"I'll bath the baby" is ungrammatical because the sentence has no verb. This, of course, does not preclude a large number of native English speakers from saying it that way. (Although I've never heard that usage)
Many times, nouns are pressed into service as verbs because the exact verb did not exist before the noun was invented, or because it is convenient to do so. When we call someone on the phone, we phone them; when we add oil to a machine, we oil it; when we use text messaging, we text someone. Since bathe already exists as the verb form of the noun bath, then we can not use bath as a verb.
Is there really no difference between BrE and AmE ?
I bathe the dog= I bath the dog...is it right..? ?
I bath my dog -although used, this is not grammatical
My dog needs a bath -correct English [bath-noun]
I bathe the dog -correct English [verb]
I give a bath to my dog- correct English [bath - noun]
There may be some differences between Br.E and Am. E. but if you want to improve your knowledge of English, try to follow the rules of Standard English.
All the best
bath = noun
bathe = verb
Until somebody asked me the difference. I gave him the same explanation as Mykwyner.
He said that he found both words used interchangeably and was confused.
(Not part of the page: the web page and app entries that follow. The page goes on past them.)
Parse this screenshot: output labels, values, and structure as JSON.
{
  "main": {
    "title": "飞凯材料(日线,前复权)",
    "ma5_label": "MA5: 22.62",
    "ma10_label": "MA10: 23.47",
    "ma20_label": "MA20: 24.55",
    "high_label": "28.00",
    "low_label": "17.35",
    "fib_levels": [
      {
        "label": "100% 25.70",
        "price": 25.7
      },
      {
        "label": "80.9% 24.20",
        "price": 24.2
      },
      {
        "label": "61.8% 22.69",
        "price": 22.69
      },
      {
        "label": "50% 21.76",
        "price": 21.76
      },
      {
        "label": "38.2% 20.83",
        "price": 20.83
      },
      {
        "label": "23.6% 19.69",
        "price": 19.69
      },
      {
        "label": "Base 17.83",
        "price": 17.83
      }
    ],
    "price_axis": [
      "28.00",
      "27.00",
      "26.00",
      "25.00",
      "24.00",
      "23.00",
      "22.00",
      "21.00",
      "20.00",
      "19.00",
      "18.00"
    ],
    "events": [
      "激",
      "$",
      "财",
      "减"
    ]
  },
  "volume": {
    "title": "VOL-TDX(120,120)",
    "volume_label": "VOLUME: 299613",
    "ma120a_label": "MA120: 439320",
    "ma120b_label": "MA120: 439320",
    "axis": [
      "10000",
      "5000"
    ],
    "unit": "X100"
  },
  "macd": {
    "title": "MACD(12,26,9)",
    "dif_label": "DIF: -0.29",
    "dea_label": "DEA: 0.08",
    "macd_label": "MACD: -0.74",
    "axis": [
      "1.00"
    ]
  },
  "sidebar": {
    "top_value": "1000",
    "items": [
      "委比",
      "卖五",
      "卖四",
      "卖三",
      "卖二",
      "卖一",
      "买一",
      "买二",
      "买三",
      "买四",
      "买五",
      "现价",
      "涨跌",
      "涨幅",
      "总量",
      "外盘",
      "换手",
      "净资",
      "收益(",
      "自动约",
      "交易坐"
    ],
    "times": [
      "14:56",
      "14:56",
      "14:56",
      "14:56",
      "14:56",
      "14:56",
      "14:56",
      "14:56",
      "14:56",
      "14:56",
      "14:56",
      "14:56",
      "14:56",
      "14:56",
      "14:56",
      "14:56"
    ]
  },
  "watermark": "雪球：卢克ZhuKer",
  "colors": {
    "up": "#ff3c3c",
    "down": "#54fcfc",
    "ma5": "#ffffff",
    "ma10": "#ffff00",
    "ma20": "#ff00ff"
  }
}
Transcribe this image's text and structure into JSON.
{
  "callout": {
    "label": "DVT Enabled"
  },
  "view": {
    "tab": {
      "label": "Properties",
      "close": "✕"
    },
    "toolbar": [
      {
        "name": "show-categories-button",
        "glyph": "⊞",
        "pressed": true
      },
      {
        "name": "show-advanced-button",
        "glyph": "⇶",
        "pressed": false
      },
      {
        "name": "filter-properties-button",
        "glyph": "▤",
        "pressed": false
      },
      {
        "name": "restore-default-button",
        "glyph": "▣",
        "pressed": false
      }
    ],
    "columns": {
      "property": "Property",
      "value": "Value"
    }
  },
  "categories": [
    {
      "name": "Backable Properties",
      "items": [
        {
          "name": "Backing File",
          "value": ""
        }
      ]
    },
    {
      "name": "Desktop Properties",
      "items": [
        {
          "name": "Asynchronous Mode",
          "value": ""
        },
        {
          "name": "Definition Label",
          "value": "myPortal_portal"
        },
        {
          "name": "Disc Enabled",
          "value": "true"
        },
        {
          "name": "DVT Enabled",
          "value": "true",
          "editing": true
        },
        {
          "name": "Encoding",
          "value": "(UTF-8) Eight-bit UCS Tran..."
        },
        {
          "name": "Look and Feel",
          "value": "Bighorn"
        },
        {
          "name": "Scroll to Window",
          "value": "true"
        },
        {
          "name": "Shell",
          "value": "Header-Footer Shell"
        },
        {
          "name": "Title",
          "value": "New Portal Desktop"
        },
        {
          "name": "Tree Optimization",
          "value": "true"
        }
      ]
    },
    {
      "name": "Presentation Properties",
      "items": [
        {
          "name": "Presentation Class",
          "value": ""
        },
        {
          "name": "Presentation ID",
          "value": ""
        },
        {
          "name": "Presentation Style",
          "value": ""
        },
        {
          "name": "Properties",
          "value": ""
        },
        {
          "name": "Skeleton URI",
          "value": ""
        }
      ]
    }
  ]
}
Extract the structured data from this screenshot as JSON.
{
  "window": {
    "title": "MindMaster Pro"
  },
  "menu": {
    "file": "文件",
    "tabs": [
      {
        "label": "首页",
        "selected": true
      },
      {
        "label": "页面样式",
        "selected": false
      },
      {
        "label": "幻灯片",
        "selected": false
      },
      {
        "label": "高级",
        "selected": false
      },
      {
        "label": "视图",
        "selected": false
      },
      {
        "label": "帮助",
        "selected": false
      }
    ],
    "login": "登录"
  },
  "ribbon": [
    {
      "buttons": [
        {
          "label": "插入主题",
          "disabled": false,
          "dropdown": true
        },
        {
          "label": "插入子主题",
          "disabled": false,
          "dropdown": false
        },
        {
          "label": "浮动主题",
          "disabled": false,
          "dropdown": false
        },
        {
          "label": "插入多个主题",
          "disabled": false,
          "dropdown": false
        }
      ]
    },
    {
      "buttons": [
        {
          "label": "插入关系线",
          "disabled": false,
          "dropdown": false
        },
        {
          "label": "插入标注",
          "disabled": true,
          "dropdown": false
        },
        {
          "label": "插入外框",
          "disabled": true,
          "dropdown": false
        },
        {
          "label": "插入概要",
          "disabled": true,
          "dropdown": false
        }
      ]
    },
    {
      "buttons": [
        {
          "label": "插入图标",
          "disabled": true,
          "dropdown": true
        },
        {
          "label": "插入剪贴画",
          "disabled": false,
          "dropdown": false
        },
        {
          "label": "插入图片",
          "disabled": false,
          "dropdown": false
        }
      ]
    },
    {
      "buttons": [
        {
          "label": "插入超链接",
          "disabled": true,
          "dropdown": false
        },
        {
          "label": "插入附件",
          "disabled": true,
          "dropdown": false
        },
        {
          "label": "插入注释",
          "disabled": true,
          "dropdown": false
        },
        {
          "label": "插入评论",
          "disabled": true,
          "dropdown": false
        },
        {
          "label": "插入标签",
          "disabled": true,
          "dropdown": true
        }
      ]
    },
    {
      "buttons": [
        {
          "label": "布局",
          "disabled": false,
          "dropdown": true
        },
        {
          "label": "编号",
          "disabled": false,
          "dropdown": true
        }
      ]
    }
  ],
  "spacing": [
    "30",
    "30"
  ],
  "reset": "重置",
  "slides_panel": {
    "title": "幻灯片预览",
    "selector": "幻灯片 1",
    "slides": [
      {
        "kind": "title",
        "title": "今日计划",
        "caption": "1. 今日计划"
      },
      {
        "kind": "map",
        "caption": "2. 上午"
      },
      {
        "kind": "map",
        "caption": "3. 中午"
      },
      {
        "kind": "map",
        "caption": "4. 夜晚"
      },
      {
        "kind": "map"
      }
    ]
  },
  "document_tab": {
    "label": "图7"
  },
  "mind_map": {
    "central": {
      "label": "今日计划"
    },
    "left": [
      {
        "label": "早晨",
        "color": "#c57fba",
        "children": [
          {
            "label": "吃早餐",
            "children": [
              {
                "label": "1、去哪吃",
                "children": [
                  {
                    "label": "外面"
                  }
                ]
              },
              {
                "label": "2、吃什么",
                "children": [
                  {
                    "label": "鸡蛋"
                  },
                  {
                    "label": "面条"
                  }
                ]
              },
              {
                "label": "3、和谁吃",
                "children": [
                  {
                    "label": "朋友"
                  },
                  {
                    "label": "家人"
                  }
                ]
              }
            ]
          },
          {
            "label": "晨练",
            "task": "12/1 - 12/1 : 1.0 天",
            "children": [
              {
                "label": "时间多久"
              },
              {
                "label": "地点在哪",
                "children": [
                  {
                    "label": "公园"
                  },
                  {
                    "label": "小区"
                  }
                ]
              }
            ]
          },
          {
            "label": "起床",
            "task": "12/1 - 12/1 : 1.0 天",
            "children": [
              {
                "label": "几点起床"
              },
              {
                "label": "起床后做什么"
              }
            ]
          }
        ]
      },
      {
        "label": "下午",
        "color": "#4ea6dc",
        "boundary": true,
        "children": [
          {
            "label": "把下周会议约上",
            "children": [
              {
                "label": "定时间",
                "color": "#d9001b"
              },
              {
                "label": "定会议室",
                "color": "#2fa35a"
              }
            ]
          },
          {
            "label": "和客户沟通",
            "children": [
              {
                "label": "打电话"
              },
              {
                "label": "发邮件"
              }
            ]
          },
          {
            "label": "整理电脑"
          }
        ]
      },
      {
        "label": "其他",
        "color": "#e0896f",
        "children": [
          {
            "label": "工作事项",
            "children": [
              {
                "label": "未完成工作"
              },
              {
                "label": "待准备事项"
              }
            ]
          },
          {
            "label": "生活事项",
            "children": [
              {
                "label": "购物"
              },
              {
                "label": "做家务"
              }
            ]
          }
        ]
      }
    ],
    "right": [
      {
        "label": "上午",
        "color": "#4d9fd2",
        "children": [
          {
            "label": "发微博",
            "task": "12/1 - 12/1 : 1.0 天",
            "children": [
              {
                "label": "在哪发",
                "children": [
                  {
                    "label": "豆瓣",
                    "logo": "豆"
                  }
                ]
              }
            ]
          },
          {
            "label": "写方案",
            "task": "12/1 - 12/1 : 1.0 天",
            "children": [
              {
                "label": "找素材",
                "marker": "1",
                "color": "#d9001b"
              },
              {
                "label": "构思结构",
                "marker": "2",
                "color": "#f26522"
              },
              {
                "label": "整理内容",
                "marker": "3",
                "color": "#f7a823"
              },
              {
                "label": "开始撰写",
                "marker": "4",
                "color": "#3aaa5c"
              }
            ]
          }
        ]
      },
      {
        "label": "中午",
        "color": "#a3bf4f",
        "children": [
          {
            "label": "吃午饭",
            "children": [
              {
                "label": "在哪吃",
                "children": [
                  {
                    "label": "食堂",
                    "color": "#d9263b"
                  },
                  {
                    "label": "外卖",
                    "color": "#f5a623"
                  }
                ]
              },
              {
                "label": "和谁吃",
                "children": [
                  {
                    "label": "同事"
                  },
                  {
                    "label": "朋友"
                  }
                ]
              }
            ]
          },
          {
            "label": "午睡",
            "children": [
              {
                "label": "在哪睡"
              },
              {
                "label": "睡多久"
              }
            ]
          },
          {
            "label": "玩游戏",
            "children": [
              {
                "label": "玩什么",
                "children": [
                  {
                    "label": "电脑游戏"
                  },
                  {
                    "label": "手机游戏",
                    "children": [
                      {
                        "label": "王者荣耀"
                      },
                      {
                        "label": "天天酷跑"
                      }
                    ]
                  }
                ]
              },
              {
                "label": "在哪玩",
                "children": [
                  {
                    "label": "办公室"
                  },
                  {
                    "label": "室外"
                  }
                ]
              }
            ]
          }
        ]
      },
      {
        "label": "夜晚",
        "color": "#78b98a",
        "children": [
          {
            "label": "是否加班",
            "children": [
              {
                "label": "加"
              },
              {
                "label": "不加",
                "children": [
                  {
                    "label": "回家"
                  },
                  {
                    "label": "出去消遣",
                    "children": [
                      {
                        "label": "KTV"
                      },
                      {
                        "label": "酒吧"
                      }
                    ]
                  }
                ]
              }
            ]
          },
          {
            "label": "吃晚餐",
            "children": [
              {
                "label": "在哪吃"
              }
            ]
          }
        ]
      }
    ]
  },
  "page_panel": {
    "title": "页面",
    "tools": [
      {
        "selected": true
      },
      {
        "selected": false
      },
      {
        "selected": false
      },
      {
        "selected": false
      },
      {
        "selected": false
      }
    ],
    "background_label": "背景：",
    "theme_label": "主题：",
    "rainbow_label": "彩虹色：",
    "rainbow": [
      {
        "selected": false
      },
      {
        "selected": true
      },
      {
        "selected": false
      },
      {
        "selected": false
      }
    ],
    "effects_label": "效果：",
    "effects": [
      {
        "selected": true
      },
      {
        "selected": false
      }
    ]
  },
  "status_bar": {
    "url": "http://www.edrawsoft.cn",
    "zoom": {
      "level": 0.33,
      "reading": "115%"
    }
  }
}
When I checked the dictionary and found the word "bath" used as a verb.
But in adherence to my belief, I told him how people press nouns as "to bath" to make the verbs "bath". And since we already have the verb "bathe", we can use bathe.
I just want some affirmation to my beliefs here.
Last edited by Harry Smith; 13-Jul-2007 at 07:53.